━━━ Data provided

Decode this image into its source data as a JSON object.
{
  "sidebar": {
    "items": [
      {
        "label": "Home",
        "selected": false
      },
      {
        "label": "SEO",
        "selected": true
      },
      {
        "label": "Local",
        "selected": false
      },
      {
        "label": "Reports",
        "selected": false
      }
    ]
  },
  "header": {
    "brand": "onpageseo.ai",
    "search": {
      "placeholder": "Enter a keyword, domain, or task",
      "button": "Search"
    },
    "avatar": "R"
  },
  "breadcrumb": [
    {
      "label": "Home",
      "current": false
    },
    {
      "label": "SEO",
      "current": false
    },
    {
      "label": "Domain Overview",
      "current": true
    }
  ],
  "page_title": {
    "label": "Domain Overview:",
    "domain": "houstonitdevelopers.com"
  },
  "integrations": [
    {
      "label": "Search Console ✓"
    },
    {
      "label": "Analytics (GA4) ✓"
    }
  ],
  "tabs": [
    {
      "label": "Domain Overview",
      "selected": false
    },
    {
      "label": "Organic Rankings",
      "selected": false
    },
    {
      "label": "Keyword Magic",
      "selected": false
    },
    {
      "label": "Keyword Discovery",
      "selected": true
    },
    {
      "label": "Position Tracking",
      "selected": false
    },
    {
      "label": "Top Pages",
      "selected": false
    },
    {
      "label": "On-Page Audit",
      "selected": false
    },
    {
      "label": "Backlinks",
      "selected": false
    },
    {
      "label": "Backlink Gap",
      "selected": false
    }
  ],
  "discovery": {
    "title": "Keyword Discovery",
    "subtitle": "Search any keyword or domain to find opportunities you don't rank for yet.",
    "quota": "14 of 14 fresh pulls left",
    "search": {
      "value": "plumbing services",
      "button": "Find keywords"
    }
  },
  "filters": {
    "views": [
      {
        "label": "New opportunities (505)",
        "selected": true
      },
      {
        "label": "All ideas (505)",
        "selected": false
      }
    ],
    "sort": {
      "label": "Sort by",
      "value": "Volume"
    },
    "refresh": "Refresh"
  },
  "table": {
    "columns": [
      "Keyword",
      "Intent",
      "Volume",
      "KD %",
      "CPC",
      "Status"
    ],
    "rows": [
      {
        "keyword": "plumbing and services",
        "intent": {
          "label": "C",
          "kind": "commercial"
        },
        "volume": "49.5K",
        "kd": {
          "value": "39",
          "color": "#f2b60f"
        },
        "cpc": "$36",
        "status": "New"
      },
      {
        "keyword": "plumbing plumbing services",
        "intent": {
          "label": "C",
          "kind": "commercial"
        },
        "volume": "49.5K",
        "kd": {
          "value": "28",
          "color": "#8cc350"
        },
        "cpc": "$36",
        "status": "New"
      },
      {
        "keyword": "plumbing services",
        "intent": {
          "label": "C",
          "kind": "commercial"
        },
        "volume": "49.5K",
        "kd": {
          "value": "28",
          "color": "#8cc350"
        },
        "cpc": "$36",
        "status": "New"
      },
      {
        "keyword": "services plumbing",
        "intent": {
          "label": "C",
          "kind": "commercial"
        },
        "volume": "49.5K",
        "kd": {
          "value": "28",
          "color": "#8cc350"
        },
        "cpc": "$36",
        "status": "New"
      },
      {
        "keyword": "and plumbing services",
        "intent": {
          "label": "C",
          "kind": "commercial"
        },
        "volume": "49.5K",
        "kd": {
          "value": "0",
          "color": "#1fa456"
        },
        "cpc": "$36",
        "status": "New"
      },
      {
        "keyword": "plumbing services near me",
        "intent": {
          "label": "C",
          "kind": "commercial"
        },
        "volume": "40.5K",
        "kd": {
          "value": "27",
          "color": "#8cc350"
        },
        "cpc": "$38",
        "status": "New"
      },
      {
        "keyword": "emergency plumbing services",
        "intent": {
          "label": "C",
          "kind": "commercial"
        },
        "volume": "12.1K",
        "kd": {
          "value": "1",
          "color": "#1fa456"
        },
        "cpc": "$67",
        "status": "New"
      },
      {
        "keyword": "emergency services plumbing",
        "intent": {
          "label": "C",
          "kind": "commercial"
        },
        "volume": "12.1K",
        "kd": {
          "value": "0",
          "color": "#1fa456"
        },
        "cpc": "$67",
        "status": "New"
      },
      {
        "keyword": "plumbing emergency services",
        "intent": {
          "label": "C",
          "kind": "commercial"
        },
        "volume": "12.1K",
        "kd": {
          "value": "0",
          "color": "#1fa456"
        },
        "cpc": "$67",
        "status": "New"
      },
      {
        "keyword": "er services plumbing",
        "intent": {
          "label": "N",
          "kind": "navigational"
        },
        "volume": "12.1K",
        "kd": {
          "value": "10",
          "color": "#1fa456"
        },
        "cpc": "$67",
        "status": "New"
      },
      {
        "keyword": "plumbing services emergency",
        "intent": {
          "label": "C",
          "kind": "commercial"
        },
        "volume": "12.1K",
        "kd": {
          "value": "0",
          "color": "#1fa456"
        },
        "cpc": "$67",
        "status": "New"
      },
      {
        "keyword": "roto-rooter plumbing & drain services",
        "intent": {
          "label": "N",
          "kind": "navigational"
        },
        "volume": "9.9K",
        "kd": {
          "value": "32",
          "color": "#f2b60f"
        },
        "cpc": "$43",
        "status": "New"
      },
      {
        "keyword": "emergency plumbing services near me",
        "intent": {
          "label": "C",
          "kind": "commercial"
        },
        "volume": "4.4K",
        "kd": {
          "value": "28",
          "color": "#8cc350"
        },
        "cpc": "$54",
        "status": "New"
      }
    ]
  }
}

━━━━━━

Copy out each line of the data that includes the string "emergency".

● **Exercise result**:
        "keyword": "emergency plumbing services",
        "keyword": "emergency services plumbing",
        "keyword": "plumbing emergency services",
        "keyword": "plumbing services emergency",
        "keyword": "emergency plumbing services near me",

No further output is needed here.